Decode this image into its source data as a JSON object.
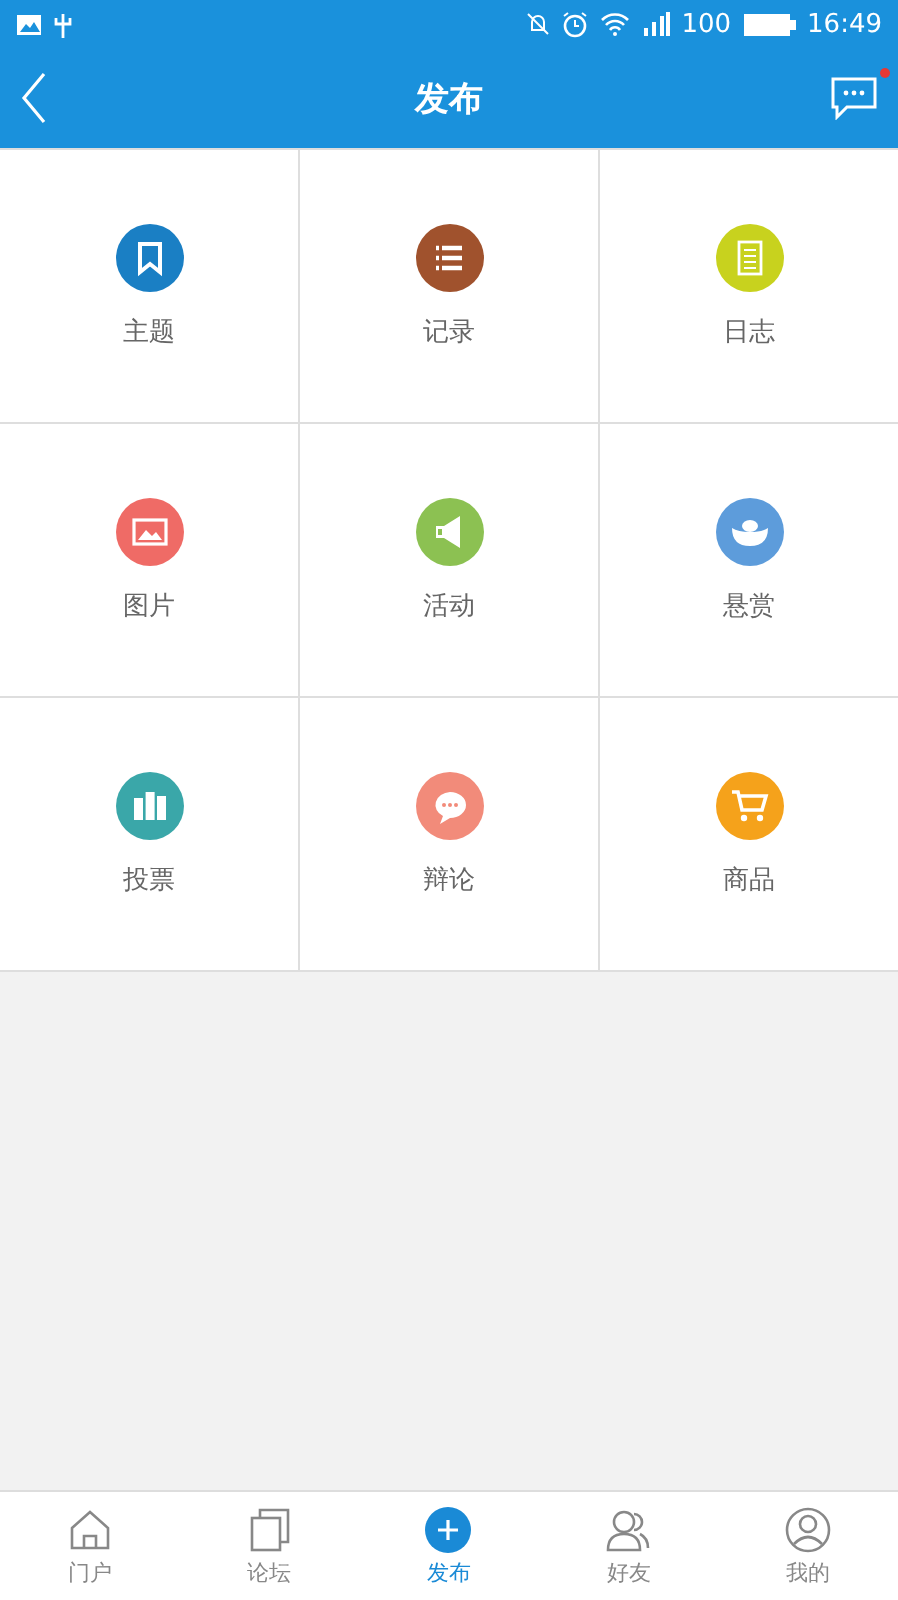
{
  "status_bar": {
    "battery": "100",
    "time": "16:49"
  },
  "header": {
    "title": "发布",
    "has_unread": true
  },
  "items": [
    {
      "label": "主题",
      "color": "#1a7fc4"
    },
    {
      "label": "记录",
      "color": "#a0522d"
    },
    {
      "label": "日志",
      "color": "#c8d21e"
    },
    {
      "label": "图片",
      "color": "#ef6b66"
    },
    {
      "label": "活动",
      "color": "#8cc152"
    },
    {
      "label": "悬赏",
      "color": "#5d9cdb"
    },
    {
      "label": "投票",
      "color": "#3aa7a9"
    },
    {
      "label": "辩论",
      "color": "#f28b7a"
    },
    {
      "label": "商品",
      "color": "#f5a21b"
    }
  ],
  "tabs": [
    {
      "label": "门户",
      "selected": false
    },
    {
      "label": "论坛",
      "selected": false
    },
    {
      "label": "发布",
      "selected": true
    },
    {
      "label": "好友",
      "selected": false
    },
    {
      "label": "我的",
      "selected": false
    }
  ]
}
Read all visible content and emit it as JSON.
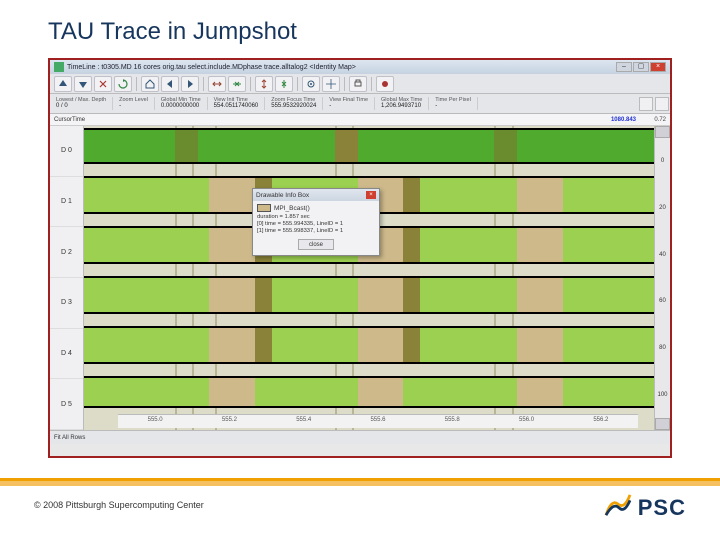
{
  "slide": {
    "title": "TAU Trace in Jumpshot",
    "copyright": "© 2008 Pittsburgh Supercomputing Center",
    "logo_text": "PSC"
  },
  "window": {
    "title": "TimeLine : t0305.MD 16 cores orig.tau select.include.MDphase trace.alltalog2 <Identity Map>",
    "toolbar_icons": [
      "arrow-up",
      "arrow-down",
      "scissors",
      "refresh",
      "sep",
      "home",
      "back",
      "forward",
      "sep",
      "zoom-out-h",
      "zoom-in-h",
      "sep",
      "zoom-out-v",
      "zoom-in-v",
      "sep",
      "target",
      "crosshair",
      "sep",
      "print",
      "sep",
      "marker"
    ],
    "info": [
      {
        "lbl": "Lowest / Max. Depth",
        "val": "0 / 0"
      },
      {
        "lbl": "Zoom Level",
        "val": "-"
      },
      {
        "lbl": "Global Min Time",
        "val": "0.0000000000"
      },
      {
        "lbl": "View Init Time",
        "val": "554.0511740060"
      },
      {
        "lbl": "Zoom Focus Time",
        "val": "555.9532920024"
      },
      {
        "lbl": "View Final Time",
        "val": "-"
      },
      {
        "lbl": "Global Max Time",
        "val": "1,206.9493710"
      },
      {
        "lbl": "Time Per Pixel",
        "val": "-"
      }
    ],
    "cursor_label": "CursorTime",
    "cursor_value": "1080.843",
    "ylabels": [
      "D 0",
      "D 1",
      "D 2",
      "D 3",
      "D 4",
      "D 5"
    ],
    "rscroll": [
      "0",
      "20",
      "40",
      "60",
      "80",
      "100"
    ],
    "xticks": [
      "555.0",
      "555.2",
      "555.4",
      "555.6",
      "555.8",
      "556.0",
      "556.2"
    ],
    "status": {
      "fit": "Fit All Rows",
      "right": "0.72"
    }
  },
  "popup": {
    "title": "Drawable Info Box",
    "category": "MPI_Bcast()",
    "lines": [
      "duration = 1.857 sec",
      "[0] time = 555.994335, LineID = 1",
      "[1] time = 555.998337, LineID = 1"
    ],
    "close": "close"
  }
}
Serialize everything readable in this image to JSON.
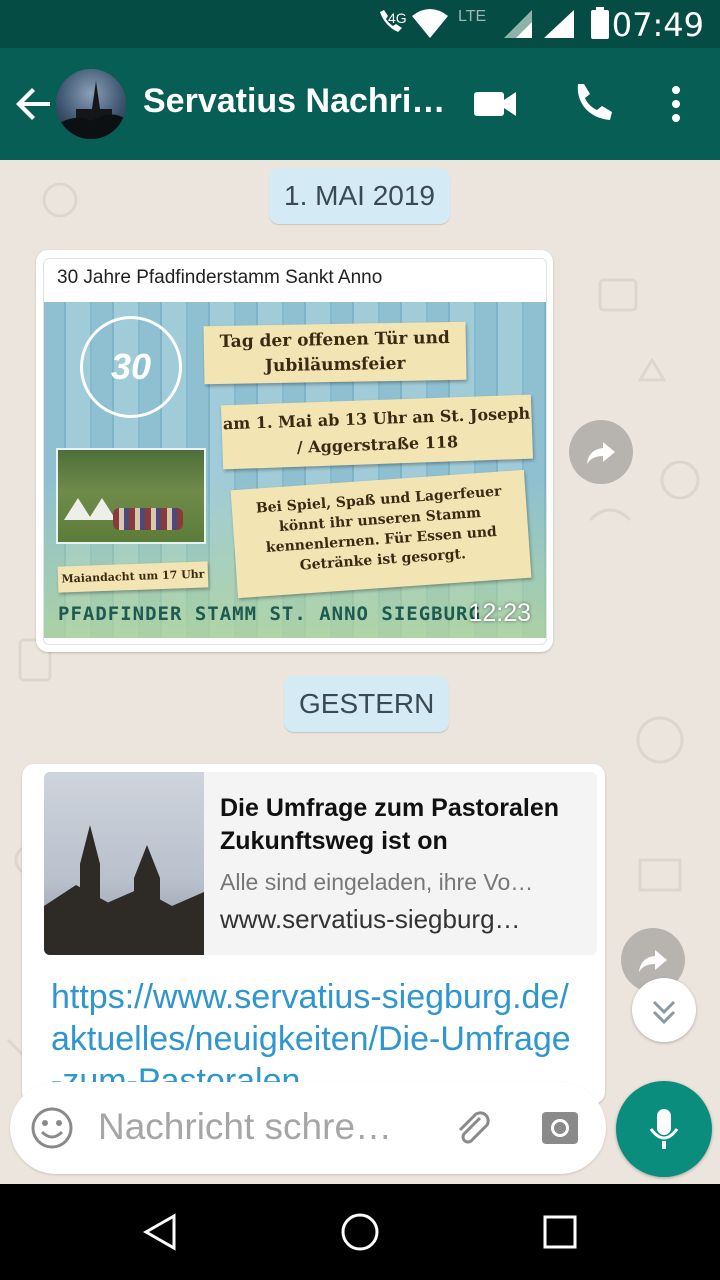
{
  "status_bar": {
    "time": "07:49",
    "network_4g": "4G",
    "network_lte": "LTE"
  },
  "header": {
    "title": "Servatius Nachri…"
  },
  "chat": {
    "date_chip_1": "1. MAI 2019",
    "message_1": {
      "preview_title": "30 Jahre Pfadfinderstamm Sankt Anno",
      "poster": {
        "note_1": "Tag der offenen Tür und Jubiläumsfeier",
        "note_2": "am 1. Mai ab 13 Uhr an St. Joseph / Aggerstraße 118",
        "note_3": "Bei Spiel, Spaß und Lagerfeuer könnt ihr unseren Stamm kennenlernen. Für Essen und Getränke ist gesorgt.",
        "note_4": "Maiandacht um 17 Uhr",
        "logo_number": "30",
        "footer": "PFADFINDER STAMM ST. ANNO SIEGBURG"
      },
      "time": "12:23"
    },
    "date_chip_2": "GESTERN",
    "message_2": {
      "preview_title": "Die Umfrage zum Pastoralen Zukunftsweg ist on",
      "preview_description": "Alle sind eingeladen, ihre Vo…",
      "preview_domain": "www.servatius-siegburg…",
      "link_text": "https://www.servatius-siegburg.de/aktuelles/neuigkeiten/Die-Umfrage-zum-Pastoralen"
    }
  },
  "input": {
    "placeholder": "Nachricht schre…"
  },
  "colors": {
    "primary": "#075e54",
    "status_bar": "#054d44",
    "accent": "#0a8d7d",
    "date_chip": "#d4eaf4",
    "link": "#2f96cf"
  },
  "icons": [
    "back-arrow-icon",
    "video-call-icon",
    "phone-icon",
    "more-vert-icon",
    "forward-icon",
    "chevron-double-down-icon",
    "emoji-icon",
    "attach-icon",
    "camera-icon",
    "mic-icon",
    "nav-back-icon",
    "nav-home-icon",
    "nav-recents-icon"
  ]
}
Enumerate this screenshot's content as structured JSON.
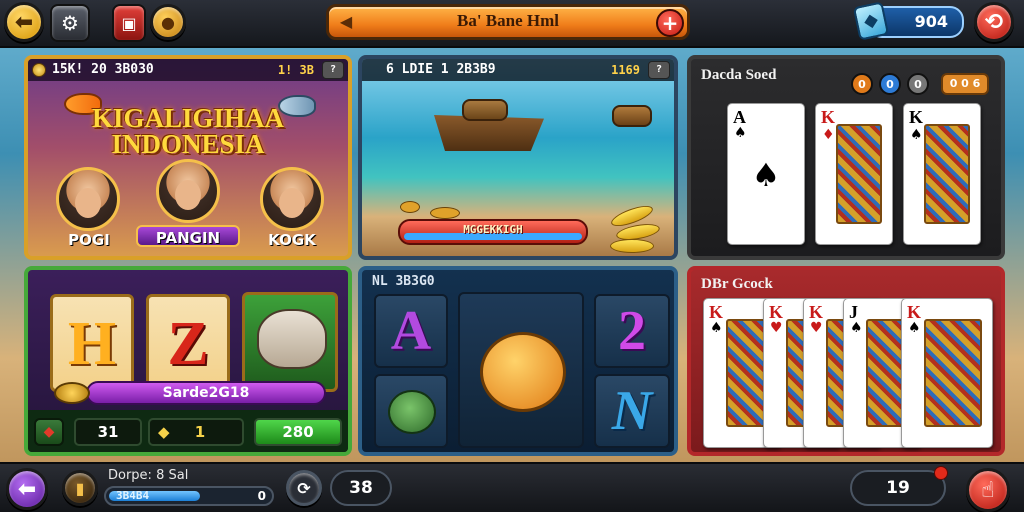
{
  "topbar": {
    "back_icon": "arrow-left-icon",
    "settings_icon": "gear-icon",
    "shop_icon": "bag-icon",
    "cookie_icon": "cookie-icon",
    "title": "Ba' Bane Hml",
    "title_icon": "flag-icon",
    "plus_label": "+",
    "wallet_value": "904",
    "wallet_icon": "gem-icon",
    "refresh_icon": "refresh-icon"
  },
  "panels": {
    "fish_game": {
      "header_left": "15K! 20 3B030",
      "header_right": "1! 3B",
      "title_line1": "KIGALIGIHAA",
      "title_line2": "INDONESIA",
      "players": [
        {
          "name": "POGI"
        },
        {
          "name": "PANGIN"
        },
        {
          "name": "KOGK"
        }
      ]
    },
    "beach_game": {
      "header_left": "6 LDIE  1 2B3B9",
      "header_right": "1169",
      "bar_label": "MGGEKKIGH"
    },
    "card_game": {
      "title": "Dacda Soed",
      "chips": [
        "0",
        "0",
        "0"
      ],
      "badge": "0 0 6",
      "cards": [
        {
          "rank": "A",
          "suit": "♠",
          "color": "black"
        },
        {
          "rank": "K",
          "suit": "♦",
          "color": "red"
        },
        {
          "rank": "K",
          "suit": "♠",
          "color": "black"
        }
      ]
    },
    "slot_game": {
      "reels": [
        "H",
        "Z"
      ],
      "bar_label": "Sarde2G18",
      "stats": [
        "31",
        "1",
        "280"
      ]
    },
    "match_game": {
      "header": "NL 3B3G0",
      "tiles": [
        "A",
        "2",
        "N"
      ]
    },
    "poker_game": {
      "title": "DBr Gcock",
      "cards": [
        {
          "rank": "K",
          "suit": "♠"
        },
        {
          "rank": "K",
          "suit": "♥"
        },
        {
          "rank": "K",
          "suit": "♥"
        },
        {
          "rank": "J",
          "suit": "♠"
        },
        {
          "rank": "K",
          "suit": "♠"
        }
      ]
    }
  },
  "bottombar": {
    "back_icon": "arrow-left-icon",
    "coin_icon": "coin-icon",
    "label": "Dorpe: 8 Sal",
    "progress_text": "3B4B4",
    "progress_end": "0",
    "progress_fraction": 0.55,
    "timer_icon": "timer-icon",
    "counter": "38",
    "right_value": "19",
    "action_icon": "pointer-icon"
  }
}
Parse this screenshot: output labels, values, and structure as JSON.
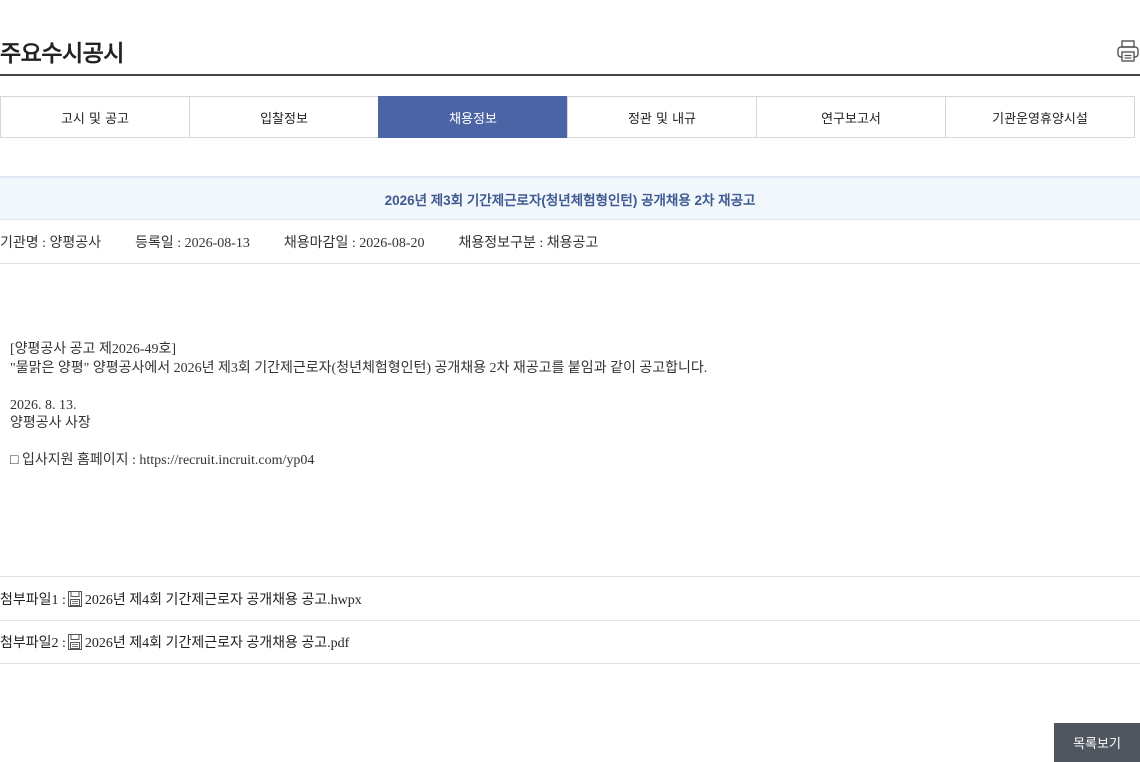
{
  "header": {
    "title": "주요수시공시",
    "print_icon": "printer-icon"
  },
  "tabs": [
    {
      "label": "고시 및 공고",
      "active": false
    },
    {
      "label": "입찰정보",
      "active": false
    },
    {
      "label": "채용정보",
      "active": true
    },
    {
      "label": "정관 및 내규",
      "active": false
    },
    {
      "label": "연구보고서",
      "active": false
    },
    {
      "label": "기관운영휴양시설",
      "active": false
    }
  ],
  "post": {
    "title": "2026년 제3회 기간제근로자(청년체험형인턴) 공개채용 2차 재공고",
    "meta": {
      "org": "기관명 : 양평공사",
      "reg_date": "등록일 : 2026-08-13",
      "deadline": "채용마감일 : 2026-08-20",
      "category": "채용정보구분 : 채용공고"
    },
    "body": [
      "[양평공사 공고 제2026-49호]",
      "\"물맑은 양평\" 양평공사에서 2026년 제3회 기간제근로자(청년체험형인턴) 공개채용 2차 재공고를 붙임과 같이 공고합니다.",
      "",
      "2026. 8. 13.",
      "양평공사 사장",
      "",
      "□ 입사지원 홈페이지 : https://recruit.incruit.com/yp04"
    ],
    "attachments": [
      {
        "label": "첨부파일1 :",
        "file": "2026년 제4회 기간제근로자 공개채용 공고.hwpx"
      },
      {
        "label": "첨부파일2 :",
        "file": "2026년 제4회 기간제근로자 공개채용 공고.pdf"
      }
    ]
  },
  "buttons": {
    "list_label": "목록보기"
  },
  "colors": {
    "accent": "#4a64a6",
    "title_bar_bg": "#f2f7fc",
    "title_text": "#3f5a92",
    "list_button_bg": "#505660"
  }
}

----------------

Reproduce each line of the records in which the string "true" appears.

◆ Answer section:
    "has_unread": true
      "selected": true
      "active": true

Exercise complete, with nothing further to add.